"By Jan. 1, if not sooner, there won't be a Lend Lease Real Estate Investments," said a source close to the deals.
At least one smaller real estate manager also exited the real estate business during the period.
PMRealty Advisors Inc., Newport Beach, Calif., left the business after failing to find a buyer. As news of its search for a new owner filtered through the industry, PMRealty hemorrhaged key staffers and clients. Its largest client, the $12.4 billion Public Employees Retirement System of Nevada, Carson City, moved its $260 million to INVESCO Realty Advisors, Atlanta, in November. INVESCO managed $475 million in private domestic real estate equity for the system prior to the portfolio shift.
J.P. Morgan Fleming also gained PMRealty's assets from a plan sponsor with which the J.P. Morgan Fleming had an existing relationship, said Joseph Azelby, managing director and head of real estate for J.P. Morgan Fleming. He declined to name the plan sponsor or say how much money was moved to his firm.
U.S. tax-exempt real estate assets under management at J.P. Morgan Fleming dropped more than $600 million during the 12-month period, but Mr. Azelby said the firm's "client activity is as good as it's ever been."
"I think we are seeing what we anticipated, which is continued and growing interest in the real estate asset class," Mr. Azelby said. "Given the interest rate environment, core real estate is particularly compelling."
What's more, the discussion about overpriced real estate concerns a small percentage of the properties on the market, he said. "The prices that are getting all the attention are the trophy properties with long-term leases in place that were traded like bonds when real estate was at an all-time low," Mr. Azelby said.

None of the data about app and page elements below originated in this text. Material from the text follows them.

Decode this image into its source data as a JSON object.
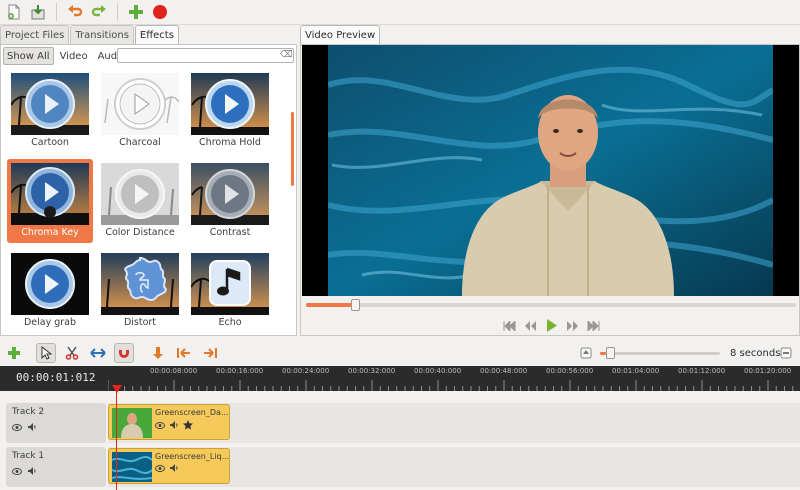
{
  "toolbar": {
    "items": [
      "new-project",
      "save-project",
      "undo",
      "redo",
      "add-track",
      "record"
    ]
  },
  "left_panel": {
    "tabs": [
      {
        "label": "Project Files"
      },
      {
        "label": "Transitions"
      },
      {
        "label": "Effects"
      }
    ],
    "filters": [
      {
        "label": "Show All"
      },
      {
        "label": "Video"
      },
      {
        "label": "Audio"
      }
    ],
    "filter_placeholder": "",
    "effects": [
      {
        "label": "Cartoon",
        "icon": "play-icon"
      },
      {
        "label": "Charcoal",
        "icon": "play-icon"
      },
      {
        "label": "Chroma Hold",
        "icon": "play-icon"
      },
      {
        "label": "Chroma Key",
        "icon": "play-icon"
      },
      {
        "label": "Color Distance",
        "icon": "play-icon"
      },
      {
        "label": "Contrast",
        "icon": "play-icon"
      },
      {
        "label": "Delay grab",
        "icon": "play-icon"
      },
      {
        "label": "Distort",
        "icon": "puzzle-icon"
      },
      {
        "label": "Echo",
        "icon": "music-note-icon"
      }
    ],
    "selected_effect": "Chroma Key"
  },
  "preview": {
    "tab_label": "Video Preview",
    "seek_progress": 0.1,
    "transport": [
      "jump-start",
      "rewind",
      "play",
      "fast-forward",
      "jump-end"
    ]
  },
  "timeline": {
    "zoom_label": "8 seconds",
    "zoom_level": 0.05,
    "timecode": "00:00:01:012",
    "ruler_labels": [
      "00:00:08:000",
      "00:00:16:000",
      "00:00:24:000",
      "00:00:32:000",
      "00:00:40:000",
      "00:00:48:000",
      "00:00:56:000",
      "00:01:04:000",
      "00:01:12:000",
      "00:01:20:000"
    ],
    "tracks": [
      {
        "name": "Track 2",
        "clip_title": "Greenscreen_Da..."
      },
      {
        "name": "Track 1",
        "clip_title": "Greenscreen_Liq..."
      }
    ]
  },
  "colors": {
    "accent": "#f07746",
    "playhead": "#e2261d",
    "clip": "#f5c95a",
    "ruler_bg": "#2b2b2b"
  }
}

But, Mr. Azelby cautioned, everything in real estate is at the margins. "For most of 2003, the deal flow was not all that deep," he said. "In the second half of 2003, we'll see more product than during the first half."
LaSalle's Mr. Schaff agreed that the year ended June 30, was a period of increasing interest in real estate by institutional investors. LaSalle is 13th among real estate managers ranked by U.S. institutional tax-exempt assets. La Salle's global institutional business accounted for $10.6 billion during the period, Mr. Schaff noted.

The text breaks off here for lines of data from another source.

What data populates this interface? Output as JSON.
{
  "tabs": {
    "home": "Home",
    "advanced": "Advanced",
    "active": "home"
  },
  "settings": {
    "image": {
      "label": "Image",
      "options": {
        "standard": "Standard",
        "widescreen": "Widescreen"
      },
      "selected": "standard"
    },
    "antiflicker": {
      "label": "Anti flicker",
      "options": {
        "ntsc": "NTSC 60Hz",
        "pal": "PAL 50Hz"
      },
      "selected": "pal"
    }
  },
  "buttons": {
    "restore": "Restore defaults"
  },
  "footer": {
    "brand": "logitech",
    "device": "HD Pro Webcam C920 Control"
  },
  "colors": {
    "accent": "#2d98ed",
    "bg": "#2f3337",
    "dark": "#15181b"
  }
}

Many of the first-time investors have been smaller or midsized pension funds, endowments and foundations, said Pat Halter, new chief executive officer in transition at Principal Real Estate Investors, ranking fourth on the list of real estate managers ranked by tax-exempt assets. Smaller foundations and endowments are more interested in core-based real estate investments.
"These are mainly investors who have not invested in real estate or not invested in real estate in quite a while," said Frank Schmitz, managing director, head of real estate equity.
But the growth in institutional interest doesn't mean gravy days for asset managers, Mr. Schaff cautioned.
During the next 12-month period, more midmarket players that did not find a niche market or grow to a more global scale might also be exiting the market, he said.
"We'll continue to see players try to evolve to a scale that will allow them to exist in a business in the United States and add global reach," Mr. Schaff said. "I expect to see more activity, although a lot has happened already." Some real estate advisory firms are already in the hands of large global institutions like ING Clarion, New York, and RREEF/Deutsche Bank Real Estate.
While some managers might be leaving the real estate business, others may diversify their offerings by adding real estate investments. Just two weeks ago, Bank One Corp., Chicago, announced it is buying real estate investment adviser Security Capital Research & Management Inc., Chicago, from GE Capital Real Estate, Stamford, Conn. Security Capital, which manages about $3.5 billion in real estate investments, will become a subsidiary of Banc One Investment Advisors, said David Kundert, Banc One president and chief executive officer. Security Capital is the sixth largest REIT manager in the P&I survey, with $1.7 billion under management. The deal is subject to regulatory approvals, but is expected to close by the end of the year. Terms were not disclosed.
"We see this as diversifying beyond stocks and bonds," Mr. Kundert said. "We have a limited presence: $150 million in separate accounts, but that's high net worth."
Purchasing Security Capital will give Banc One an entry into the real estate business, he said. "We've seen that institutional clients increasingly are moving to more sophisticated asset allocation mixes that moves beyond stocks and bonds and adds asset classes that don't correlate to one another, like hedge funds of funds and real estate," Mr. Kundert said.